Awakened at 3 o'clock in the morning and could not sleep, owing to thoughts of home. The rain was pouring in torrents, and the Alpine stream near the house was making a roaring noise. These streams often do great damage. Got up at the break of day and walked about. Called Grohman early and had breakfast. We hired a boy to carry our packs across the mountains. About 7 o'clock we were ready to start, when the widow, a good-looking peasant woman who kept the house, expressed a desire to take the excursion with us. To this we readily consented. Many of these people are simple-hearted as children. As we ascended the mountains we had fine views of the Inn valley and the rocky peaks of the Alps. We stopped at an Alp hut occupied by a man who takes care of the cattle and makes butter and cheese from the milk. On some of the mountains women do this, and on others, men. They go up in the month of May or June, and have a long fanciful procession. The cattle are crowned with wreaths of flowers and the line is proceeded by music. When they come down at the end of September, it is the same. It is said to be a most beautiful and interesting sight. This shepherd or herdsman was a rough but intelligent man. We had some milk, cheese, bread and butter. We then moved on and crossed the summit of this mountain, about 3000 feet above the plain, and descended on the other side. In the valley we stopped at an inn, and had our dinner under an arbor of trees. Most all of the country inns have outside tables, under pretty arbors. The widow stood the fatigue like a man. As we were at dinner a bevy of peasant women returned from the fields, carrying their implements of husbandry. After dinner we had a walk along a beautiful road to the railroad. At a cross-road we parted with the widow and boy who went to Vompersbach, and we took the train to Matzen, where we arrived at 7 o'clock. After we had passed through a large gateway and were walking up to the castle, we met Mrs. Grohman and her pretty daughters, who had come out to meet us. We went in, had a good supper, and over the table recounted the story of our travels and what had been secured in the way of old things, and after a pleasant evening retired to rest.
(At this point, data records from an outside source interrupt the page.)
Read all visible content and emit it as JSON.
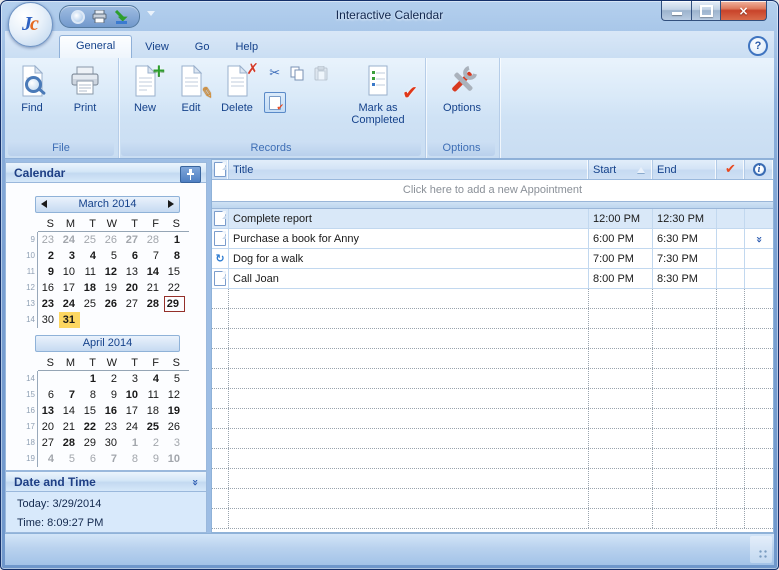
{
  "titlebar": {
    "title": "Interactive Calendar"
  },
  "tabs": [
    {
      "label": "General",
      "active": true
    },
    {
      "label": "View",
      "active": false
    },
    {
      "label": "Go",
      "active": false
    },
    {
      "label": "Help",
      "active": false
    }
  ],
  "ribbon": {
    "groups": [
      {
        "caption": "File"
      },
      {
        "caption": "Records"
      },
      {
        "caption": "Options"
      }
    ],
    "buttons": {
      "find": "Find",
      "print": "Print",
      "new": "New",
      "edit": "Edit",
      "delete": "Delete",
      "mark": "Mark as Completed",
      "options": "Options"
    }
  },
  "sidebar": {
    "calendar_header": "Calendar",
    "months": [
      {
        "label": "March 2014",
        "nav_arrows": true,
        "weekdays": [
          "S",
          "M",
          "T",
          "W",
          "T",
          "F",
          "S"
        ],
        "weeks": [
          {
            "n": "9",
            "d": [
              {
                "t": "23",
                "f": "g"
              },
              {
                "t": "24",
                "f": "g b"
              },
              {
                "t": "25",
                "f": "g"
              },
              {
                "t": "26",
                "f": "g"
              },
              {
                "t": "27",
                "f": "g b"
              },
              {
                "t": "28",
                "f": "g"
              },
              {
                "t": "1",
                "f": "b"
              }
            ]
          },
          {
            "n": "10",
            "d": [
              {
                "t": "2",
                "f": "b"
              },
              {
                "t": "3",
                "f": "b"
              },
              {
                "t": "4",
                "f": "b"
              },
              {
                "t": "5",
                "f": ""
              },
              {
                "t": "6",
                "f": "b"
              },
              {
                "t": "7",
                "f": ""
              },
              {
                "t": "8",
                "f": "b"
              }
            ]
          },
          {
            "n": "11",
            "d": [
              {
                "t": "9",
                "f": "b"
              },
              {
                "t": "10",
                "f": ""
              },
              {
                "t": "11",
                "f": ""
              },
              {
                "t": "12",
                "f": "b"
              },
              {
                "t": "13",
                "f": ""
              },
              {
                "t": "14",
                "f": "b"
              },
              {
                "t": "15",
                "f": ""
              }
            ]
          },
          {
            "n": "12",
            "d": [
              {
                "t": "16",
                "f": ""
              },
              {
                "t": "17",
                "f": ""
              },
              {
                "t": "18",
                "f": "b"
              },
              {
                "t": "19",
                "f": ""
              },
              {
                "t": "20",
                "f": "b"
              },
              {
                "t": "21",
                "f": ""
              },
              {
                "t": "22",
                "f": ""
              }
            ]
          },
          {
            "n": "13",
            "d": [
              {
                "t": "23",
                "f": "b"
              },
              {
                "t": "24",
                "f": "b"
              },
              {
                "t": "25",
                "f": ""
              },
              {
                "t": "26",
                "f": "b"
              },
              {
                "t": "27",
                "f": ""
              },
              {
                "t": "28",
                "f": "b"
              },
              {
                "t": "29",
                "f": "b today"
              }
            ]
          },
          {
            "n": "14",
            "d": [
              {
                "t": "30",
                "f": ""
              },
              {
                "t": "31",
                "f": "b hl"
              },
              {
                "t": "",
                "f": ""
              },
              {
                "t": "",
                "f": ""
              },
              {
                "t": "",
                "f": ""
              },
              {
                "t": "",
                "f": ""
              },
              {
                "t": "",
                "f": ""
              }
            ]
          }
        ]
      },
      {
        "label": "April 2014",
        "nav_arrows": false,
        "weekdays": [
          "S",
          "M",
          "T",
          "W",
          "T",
          "F",
          "S"
        ],
        "weeks": [
          {
            "n": "14",
            "d": [
              {
                "t": "",
                "f": ""
              },
              {
                "t": "",
                "f": ""
              },
              {
                "t": "1",
                "f": "b"
              },
              {
                "t": "2",
                "f": ""
              },
              {
                "t": "3",
                "f": ""
              },
              {
                "t": "4",
                "f": "b"
              },
              {
                "t": "5",
                "f": ""
              }
            ]
          },
          {
            "n": "15",
            "d": [
              {
                "t": "6",
                "f": ""
              },
              {
                "t": "7",
                "f": "b"
              },
              {
                "t": "8",
                "f": ""
              },
              {
                "t": "9",
                "f": ""
              },
              {
                "t": "10",
                "f": "b"
              },
              {
                "t": "11",
                "f": ""
              },
              {
                "t": "12",
                "f": ""
              }
            ]
          },
          {
            "n": "16",
            "d": [
              {
                "t": "13",
                "f": "b"
              },
              {
                "t": "14",
                "f": ""
              },
              {
                "t": "15",
                "f": ""
              },
              {
                "t": "16",
                "f": "b"
              },
              {
                "t": "17",
                "f": ""
              },
              {
                "t": "18",
                "f": ""
              },
              {
                "t": "19",
                "f": "b"
              }
            ]
          },
          {
            "n": "17",
            "d": [
              {
                "t": "20",
                "f": ""
              },
              {
                "t": "21",
                "f": ""
              },
              {
                "t": "22",
                "f": "b"
              },
              {
                "t": "23",
                "f": ""
              },
              {
                "t": "24",
                "f": ""
              },
              {
                "t": "25",
                "f": "b"
              },
              {
                "t": "26",
                "f": ""
              }
            ]
          },
          {
            "n": "18",
            "d": [
              {
                "t": "27",
                "f": ""
              },
              {
                "t": "28",
                "f": "b"
              },
              {
                "t": "29",
                "f": ""
              },
              {
                "t": "30",
                "f": ""
              },
              {
                "t": "1",
                "f": "g b"
              },
              {
                "t": "2",
                "f": "g"
              },
              {
                "t": "3",
                "f": "g"
              }
            ]
          },
          {
            "n": "19",
            "d": [
              {
                "t": "4",
                "f": "g b"
              },
              {
                "t": "5",
                "f": "g"
              },
              {
                "t": "6",
                "f": "g"
              },
              {
                "t": "7",
                "f": "g b"
              },
              {
                "t": "8",
                "f": "g"
              },
              {
                "t": "9",
                "f": "g"
              },
              {
                "t": "10",
                "f": "g b"
              }
            ]
          }
        ]
      }
    ],
    "date_time": {
      "header": "Date and Time",
      "today": "Today: 3/29/2014",
      "time": "Time: 8:09:27 PM"
    }
  },
  "table": {
    "columns": {
      "title": "Title",
      "start": "Start",
      "end": "End"
    },
    "add_row": "Click here to add a new Appointment",
    "rows": [
      {
        "icon": "document",
        "title": "Complete report",
        "start": "12:00 PM",
        "end": "12:30 PM",
        "selected": true,
        "expand": false
      },
      {
        "icon": "document",
        "title": "Purchase a book for Anny",
        "start": "6:00 PM",
        "end": "6:30 PM",
        "selected": false,
        "expand": true
      },
      {
        "icon": "recurrence",
        "title": "Dog for a walk",
        "start": "7:00 PM",
        "end": "7:30 PM",
        "selected": false,
        "expand": false
      },
      {
        "icon": "document",
        "title": "Call Joan",
        "start": "8:00 PM",
        "end": "8:30 PM",
        "selected": false,
        "expand": false
      }
    ],
    "empty_row_count": 12
  },
  "icons": {
    "check": "✔",
    "info": "i",
    "scissors": "✂",
    "chevron_double": "»",
    "help": "?",
    "close": "×",
    "recurrence": "↻",
    "pencil": "✎",
    "plus": "+",
    "cross": "✗"
  }
}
Sept. 13.

Wakened up at 3 o'clock this morning, thinking of home. After breakfast, read the story of Psyche and Cupid, by William Morris. Had his poems sent from London, to present to Mrs. Grohman. Regard them as marvels of beauty. Had a hot bath. Remained in the water a long while. After dinner, visited the ruins of Kropsberg with Grohman and Mrs. Grohman. Went through the house or habitable part. It is small, but convenient. I could make a beautiful thing of it. Threw some small coins down the deep well. The sound gave forth sadder voices than usual. Returned to the castle. Major Kroft and his wife were at tea. The Major is in the Bavarian army, and was through the war in France. It is curious to think how long these soldiers will tell of the time they were in France to children now unborn. After they were gone, retired to rest. Mrs. Grohman gave me something to make me sleep, as she saw the effects of nervous exhaustion upon me. Impossible to get a full night's rest, but will hereafter relieve and recreate my mind by reading.

(to Be Continued)